• **EXTRACTED INFORMATION**
_ _ _ _ _ _ _

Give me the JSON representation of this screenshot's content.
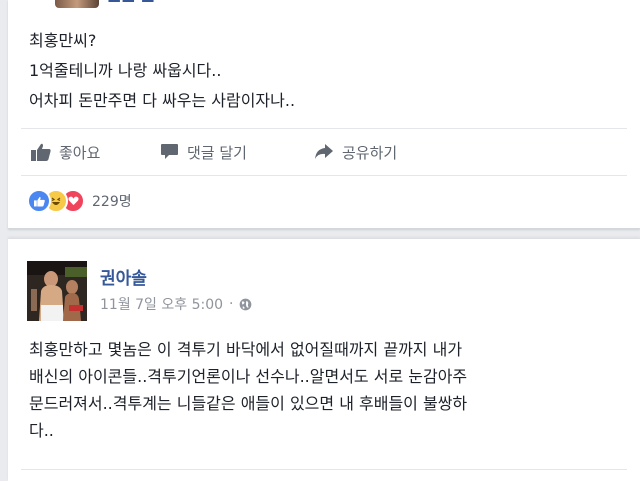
{
  "post1": {
    "lines": [
      "최홍만씨?",
      "1억줄테니까 나랑 싸웁시다..",
      "어차피 돈만주면 다 싸우는 사람이자나.."
    ],
    "actions": {
      "like": "좋아요",
      "comment": "댓글 달기",
      "share": "공유하기"
    },
    "reactions": {
      "icons": [
        "like-icon",
        "haha-icon",
        "love-icon"
      ],
      "count": "229명"
    }
  },
  "post2": {
    "author": "권아솔",
    "timestamp": "11월 7일 오후 5:00",
    "separator": "·",
    "privacy_icon": "globe-icon",
    "lines": [
      "최홍만하고 몇놈은 이 격투기 바닥에서 없어질때까지 끝까지 내가",
      "배신의 아이콘들..격투기언론이나 선수나..알면서도 서로 눈감아주",
      "문드러져서..격투계는 니들같은 애들이 있으면 내 후배들이 불쌍하",
      "다.."
    ]
  },
  "colors": {
    "link": "#365899",
    "meta": "#90949c",
    "action": "#606770",
    "background": "#e9ebee",
    "like_reaction": "#4a87f0",
    "haha_reaction": "#f7c948",
    "love_reaction": "#f0435c"
  }
}
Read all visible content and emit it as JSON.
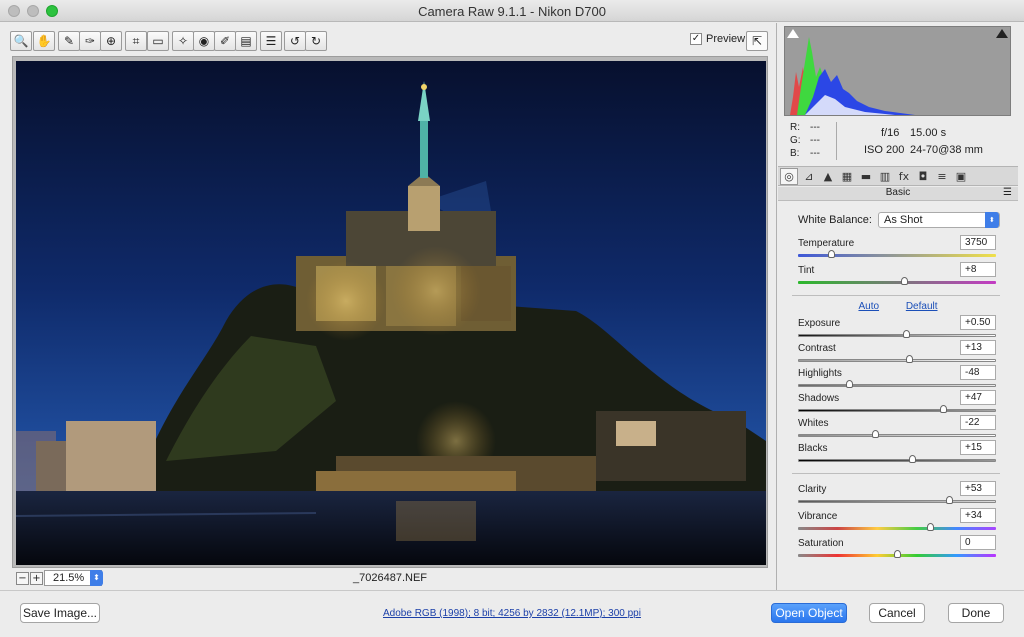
{
  "window": {
    "title": "Camera Raw 9.1.1  -  Nikon D700"
  },
  "toolbar": {
    "tools": [
      {
        "name": "zoom-tool-icon",
        "glyph": "🔍"
      },
      {
        "name": "hand-tool-icon",
        "glyph": "✋"
      },
      {
        "name": "white-balance-tool-icon",
        "glyph": "✎"
      },
      {
        "name": "color-sampler-tool-icon",
        "glyph": "✑"
      },
      {
        "name": "targeted-adjustment-tool-icon",
        "glyph": "⊕"
      },
      {
        "name": "crop-tool-icon",
        "glyph": "⌗"
      },
      {
        "name": "straighten-tool-icon",
        "glyph": "▭"
      },
      {
        "name": "spot-removal-tool-icon",
        "glyph": "✧"
      },
      {
        "name": "red-eye-tool-icon",
        "glyph": "◉"
      },
      {
        "name": "adjustment-brush-icon",
        "glyph": "✐"
      },
      {
        "name": "graduated-filter-icon",
        "glyph": "▤"
      },
      {
        "name": "preferences-icon",
        "glyph": "☰"
      },
      {
        "name": "rotate-left-icon",
        "glyph": "↺"
      },
      {
        "name": "rotate-right-icon",
        "glyph": "↻"
      }
    ],
    "preview_label": "Preview",
    "preview_checked": "✓",
    "fullscreen_glyph": "⇱"
  },
  "image": {
    "zoom_level": "21.5%",
    "filename": "_7026487.NEF"
  },
  "readout": {
    "r_label": "R:",
    "g_label": "G:",
    "b_label": "B:",
    "r_value": "---",
    "g_value": "---",
    "b_value": "---",
    "aperture": "f/16",
    "shutter": "15.00 s",
    "iso": "ISO 200",
    "lens": "24-70@38 mm"
  },
  "panel": {
    "name": "Basic",
    "menu_glyph": "☰",
    "tabs": [
      "◎",
      "⊿",
      "▲",
      "▦",
      "▬",
      "▥",
      "fx",
      "◘",
      "≡",
      "▣"
    ],
    "white_balance_label": "White Balance:",
    "white_balance_value": "As Shot",
    "auto_label": "Auto",
    "default_label": "Default",
    "sliders": {
      "temperature": {
        "label": "Temperature",
        "value": "3750"
      },
      "tint": {
        "label": "Tint",
        "value": "+8"
      },
      "exposure": {
        "label": "Exposure",
        "value": "+0.50"
      },
      "contrast": {
        "label": "Contrast",
        "value": "+13"
      },
      "highlights": {
        "label": "Highlights",
        "value": "-48"
      },
      "shadows": {
        "label": "Shadows",
        "value": "+47"
      },
      "whites": {
        "label": "Whites",
        "value": "-22"
      },
      "blacks": {
        "label": "Blacks",
        "value": "+15"
      },
      "clarity": {
        "label": "Clarity",
        "value": "+53"
      },
      "vibrance": {
        "label": "Vibrance",
        "value": "+34"
      },
      "saturation": {
        "label": "Saturation",
        "value": "0"
      }
    }
  },
  "footer": {
    "save_label": "Save Image...",
    "workflow_text": "Adobe RGB (1998); 8 bit; 4256 by 2832 (12.1MP); 300 ppi",
    "open_label": "Open Object",
    "cancel_label": "Cancel",
    "done_label": "Done"
  }
}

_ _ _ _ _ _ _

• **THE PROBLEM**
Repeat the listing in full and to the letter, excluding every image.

• **YOUR SOLUTION**
Give me the JSON representation of this screenshot's content.
{
  "post1": {
    "lines": [
      "최홍만씨?",
      "1억줄테니까 나랑 싸웁시다..",
      "어차피 돈만주면 다 싸우는 사람이자나.."
    ],
    "actions": {
      "like": "좋아요",
      "comment": "댓글 달기",
      "share": "공유하기"
    },
    "reactions": {
      "icons": [
        "like-icon",
        "haha-icon",
        "love-icon"
      ],
      "count": "229명"
    }
  },
  "post2": {
    "author": "권아솔",
    "timestamp": "11월 7일 오후 5:00",
    "separator": "·",
    "privacy_icon": "globe-icon",
    "lines": [
      "최홍만하고 몇놈은 이 격투기 바닥에서 없어질때까지 끝까지 내가",
      "배신의 아이콘들..격투기언론이나 선수나..알면서도 서로 눈감아주",
      "문드러져서..격투계는 니들같은 애들이 있으면 내 후배들이 불쌍하",
      "다.."
    ]
  },
  "colors": {
    "link": "#365899",
    "meta": "#90949c",
    "action": "#606770",
    "background": "#e9ebee",
    "like_reaction": "#4a87f0",
    "haha_reaction": "#f7c948",
    "love_reaction": "#f0435c"
  }
}
Read all visible content and emit it as JSON.
{
  "window": {
    "title": "Camera Raw 9.1.1  -  Nikon D700"
  },
  "toolbar": {
    "tools": [
      {
        "name": "zoom-tool-icon",
        "glyph": "🔍"
      },
      {
        "name": "hand-tool-icon",
        "glyph": "✋"
      },
      {
        "name": "white-balance-tool-icon",
        "glyph": "✎"
      },
      {
        "name": "color-sampler-tool-icon",
        "glyph": "✑"
      },
      {
        "name": "targeted-adjustment-tool-icon",
        "glyph": "⊕"
      },
      {
        "name": "crop-tool-icon",
        "glyph": "⌗"
      },
      {
        "name": "straighten-tool-icon",
        "glyph": "▭"
      },
      {
        "name": "spot-removal-tool-icon",
        "glyph": "✧"
      },
      {
        "name": "red-eye-tool-icon",
        "glyph": "◉"
      },
      {
        "name": "adjustment-brush-icon",
        "glyph": "✐"
      },
      {
        "name": "graduated-filter-icon",
        "glyph": "▤"
      },
      {
        "name": "preferences-icon",
        "glyph": "☰"
      },
      {
        "name": "rotate-left-icon",
        "glyph": "↺"
      },
      {
        "name": "rotate-right-icon",
        "glyph": "↻"
      }
    ],
    "preview_label": "Preview",
    "preview_checked": "✓",
    "fullscreen_glyph": "⇱"
  },
  "image": {
    "zoom_level": "21.5%",
    "filename": "_7026487.NEF"
  },
  "readout": {
    "r_label": "R:",
    "g_label": "G:",
    "b_label": "B:",
    "r_value": "---",
    "g_value": "---",
    "b_value": "---",
    "aperture": "f/16",
    "shutter": "15.00 s",
    "iso": "ISO 200",
    "lens": "24-70@38 mm"
  },
  "panel": {
    "name": "Basic",
    "menu_glyph": "☰",
    "tabs": [
      "◎",
      "⊿",
      "▲",
      "▦",
      "▬",
      "▥",
      "fx",
      "◘",
      "≡",
      "▣"
    ],
    "white_balance_label": "White Balance:",
    "white_balance_value": "As Shot",
    "auto_label": "Auto",
    "default_label": "Default",
    "sliders": {
      "temperature": {
        "label": "Temperature",
        "value": "3750"
      },
      "tint": {
        "label": "Tint",
        "value": "+8"
      },
      "exposure": {
        "label": "Exposure",
        "value": "+0.50"
      },
      "contrast": {
        "label": "Contrast",
        "value": "+13"
      },
      "highlights": {
        "label": "Highlights",
        "value": "-48"
      },
      "shadows": {
        "label": "Shadows",
        "value": "+47"
      },
      "whites": {
        "label": "Whites",
        "value": "-22"
      },
      "blacks": {
        "label": "Blacks",
        "value": "+15"
      },
      "clarity": {
        "label": "Clarity",
        "value": "+53"
      },
      "vibrance": {
        "label": "Vibrance",
        "value": "+34"
      },
      "saturation": {
        "label": "Saturation",
        "value": "0"
      }
    }
  },
  "footer": {
    "save_label": "Save Image...",
    "workflow_text": "Adobe RGB (1998); 8 bit; 4256 by 2832 (12.1MP); 300 ppi",
    "open_label": "Open Object",
    "cancel_label": "Cancel",
    "done_label": "Done"
  }
}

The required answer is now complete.